• _Data supplied_
· · · · ·

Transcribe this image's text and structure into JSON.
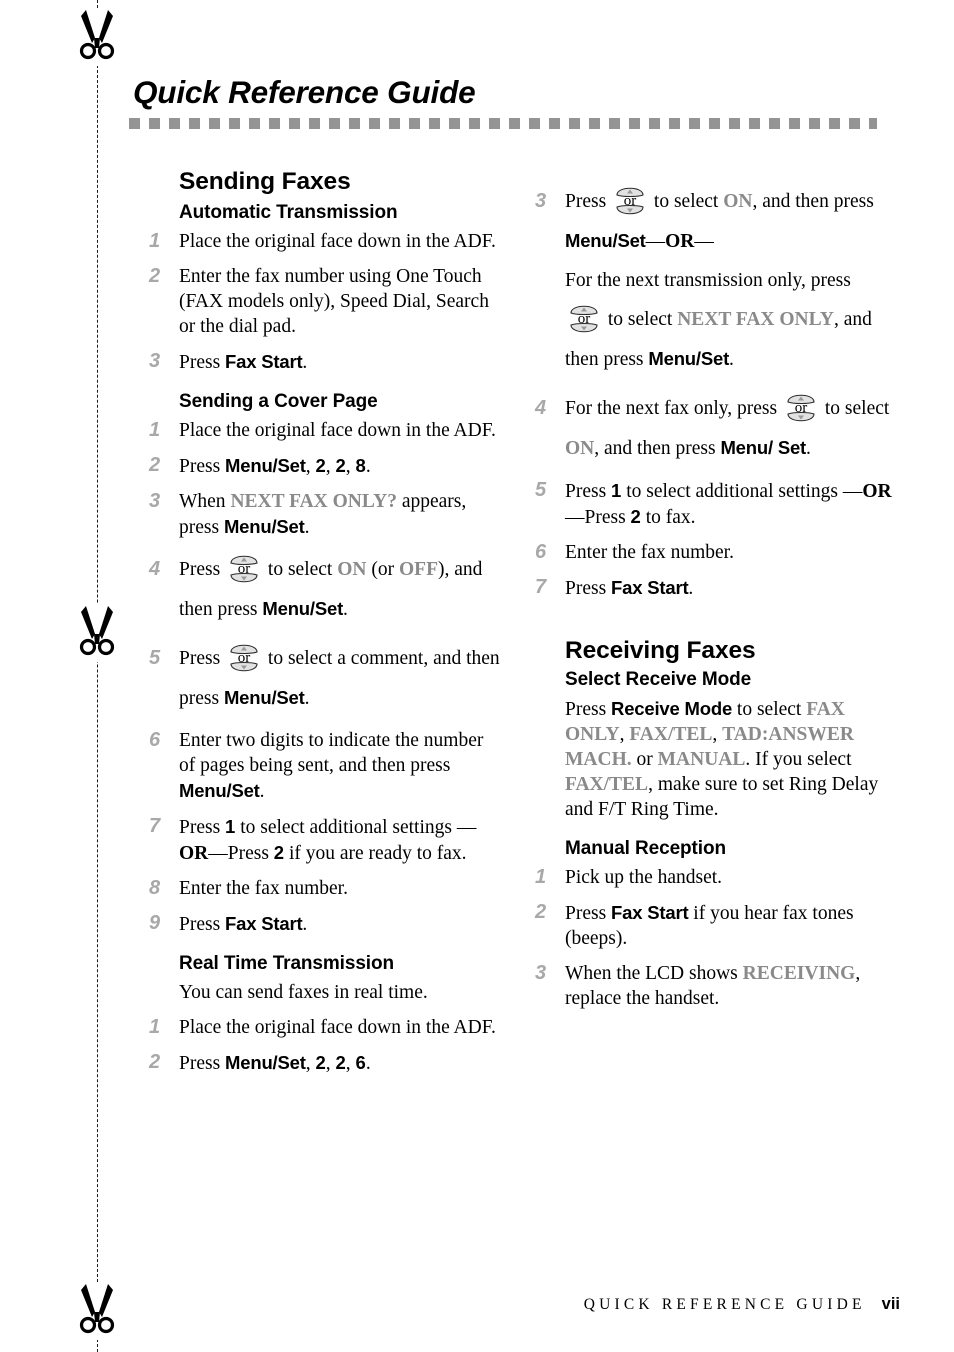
{
  "page": {
    "title": "Quick Reference Guide",
    "footer_text": "QUICK REFERENCE GUIDE",
    "footer_page": "vii",
    "icons": {
      "scissors": "scissors-icon",
      "navkey": "up-down-navigation-key-icon",
      "navkey_label": "or"
    },
    "colors": {
      "lcd_text": "#8a8a8a",
      "step_number": "#a8a8a8",
      "rule": "#949494",
      "body_text": "#000000"
    }
  },
  "left_column": {
    "section_title": "Sending Faxes",
    "groups": [
      {
        "heading": "Automatic Transmission",
        "steps": [
          {
            "num": "1",
            "html": "Place the original face down in the ADF."
          },
          {
            "num": "2",
            "html": "Enter the fax number using One Touch (FAX models only), Speed Dial, Search or the dial pad."
          },
          {
            "num": "3",
            "html": "Press <b class=\"key\">Fax Start</b>."
          }
        ]
      },
      {
        "heading": "Sending a Cover Page",
        "steps": [
          {
            "num": "1",
            "html": " Place the original face down in the ADF."
          },
          {
            "num": "2",
            "html": "Press <b class=\"key\">Menu/Set</b>, <b class=\"digit\">2</b>, <b class=\"digit\">2</b>, <b class=\"digit\">8</b>."
          },
          {
            "num": "3",
            "html": "When <span class=\"lcd\">NEXT FAX ONLY?</span> appears, press <b class=\"key\">Menu/Set</b>."
          },
          {
            "num": "4",
            "html": "Press {KEY} to select <span class=\"lcd\">ON</span> (or <span class=\"lcd\">OFF</span>), and then press <b class=\"key\">Menu/Set</b>."
          },
          {
            "num": "5",
            "html": "Press {KEY} to select a comment, and then press <b class=\"key\">Menu/Set</b>."
          },
          {
            "num": "6",
            "html": "Enter two digits to indicate the number of pages being sent, and then press <b class=\"key\">Menu/Set</b>."
          },
          {
            "num": "7",
            "html": "Press <b class=\"digit\">1</b> to select additional settings &#8212;<b class=\"or-word\">OR</b>&#8212;Press <b class=\"digit\">2</b> if you are ready to fax."
          },
          {
            "num": "8",
            "html": "Enter the fax number."
          },
          {
            "num": "9",
            "html": "Press <b class=\"key\">Fax Start</b>."
          }
        ]
      },
      {
        "heading": "Real Time Transmission",
        "intro": "You can send faxes in real time.",
        "steps": [
          {
            "num": "1",
            "html": "Place the original face down in the ADF."
          },
          {
            "num": "2",
            "html": "Press <b class=\"key\">Menu/Set</b>, <b class=\"digit\">2</b>, <b class=\"digit\">2</b>, <b class=\"digit\">6</b>."
          }
        ]
      }
    ]
  },
  "right_column": {
    "continued_steps": [
      {
        "num": "3",
        "html": "Press {KEY} to select <span class=\"lcd\">ON</span>, and then press <b class=\"key\">Menu/Set</b>&#8212;<b class=\"or-word\">OR</b>&#8212;<br>For the next transmission only, press {KEY} to select <span class=\"lcd\">NEXT FAX ONLY</span>, and then press <b class=\"key\">Menu/Set</b>."
      },
      {
        "num": "4",
        "html": "For the next fax only, press {KEY} to select <span class=\"lcd\">ON</span>, and then press <b class=\"key\">Menu/ Set</b>."
      },
      {
        "num": "5",
        "html": "Press <b class=\"digit\">1</b> to select additional settings &#8212;<b class=\"or-word\">OR</b>&#8212;Press <b class=\"digit\">2</b> to fax."
      },
      {
        "num": "6",
        "html": "Enter the fax number."
      },
      {
        "num": "7",
        "html": "Press <b class=\"key\">Fax Start</b>."
      }
    ],
    "section_title": "Receiving Faxes",
    "groups": [
      {
        "heading": "Select Receive Mode",
        "intro": "Press <b class=\"key\">Receive Mode</b> to select <span class=\"lcd\">FAX ONLY</span>, <span class=\"lcd\">FAX/TEL</span>, <span class=\"lcd\">TAD:ANSWER MACH.</span> or <span class=\"lcd\">MANUAL</span>. If you select <span class=\"lcd\">FAX/TEL</span>, make sure to set Ring Delay and F/T Ring Time."
      },
      {
        "heading": "Manual Reception",
        "steps": [
          {
            "num": "1",
            "html": "Pick up the handset."
          },
          {
            "num": "2",
            "html": "Press <b class=\"key\">Fax Start</b> if you hear fax tones (beeps)."
          },
          {
            "num": "3",
            "html": "When the LCD shows <span class=\"lcd\">RECEIVING</span>, replace the handset."
          }
        ]
      }
    ]
  }
}
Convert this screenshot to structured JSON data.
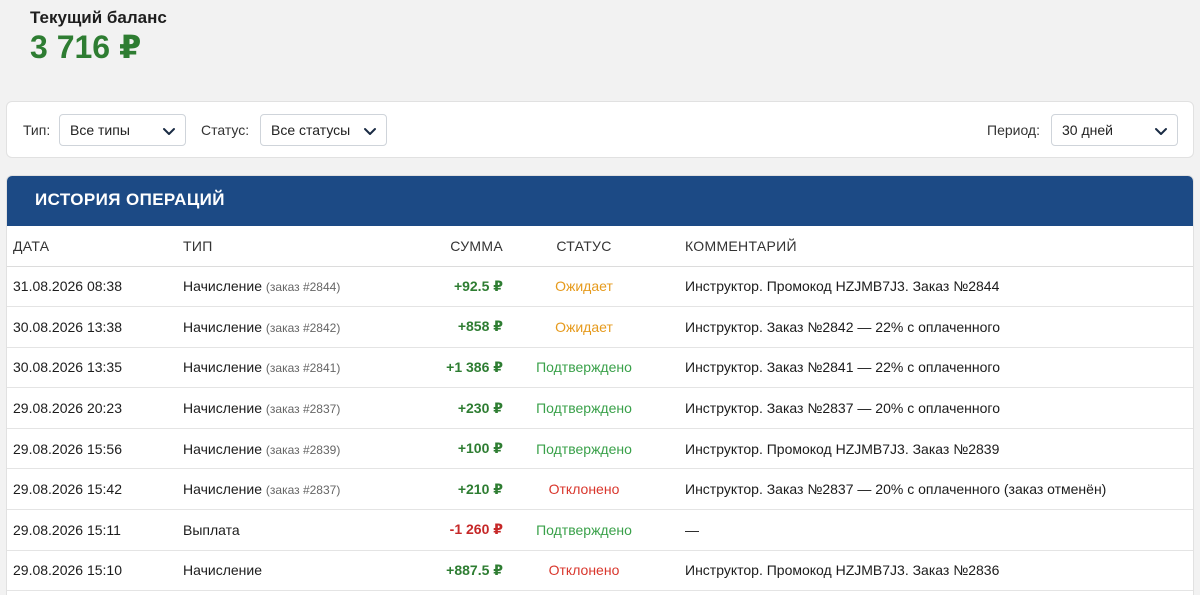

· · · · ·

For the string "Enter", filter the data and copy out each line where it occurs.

• _Task answer_
            "html": "Enter the fax number using One Touch (FAX models only), Speed Dial, Search or the dial pad."
            "html": "Enter two digits to indicate the number of pages being sent, and then press <b class=\"key\">Menu/Set</b>."
            "html": "Enter the fax number."
        "html": "Enter the fax number."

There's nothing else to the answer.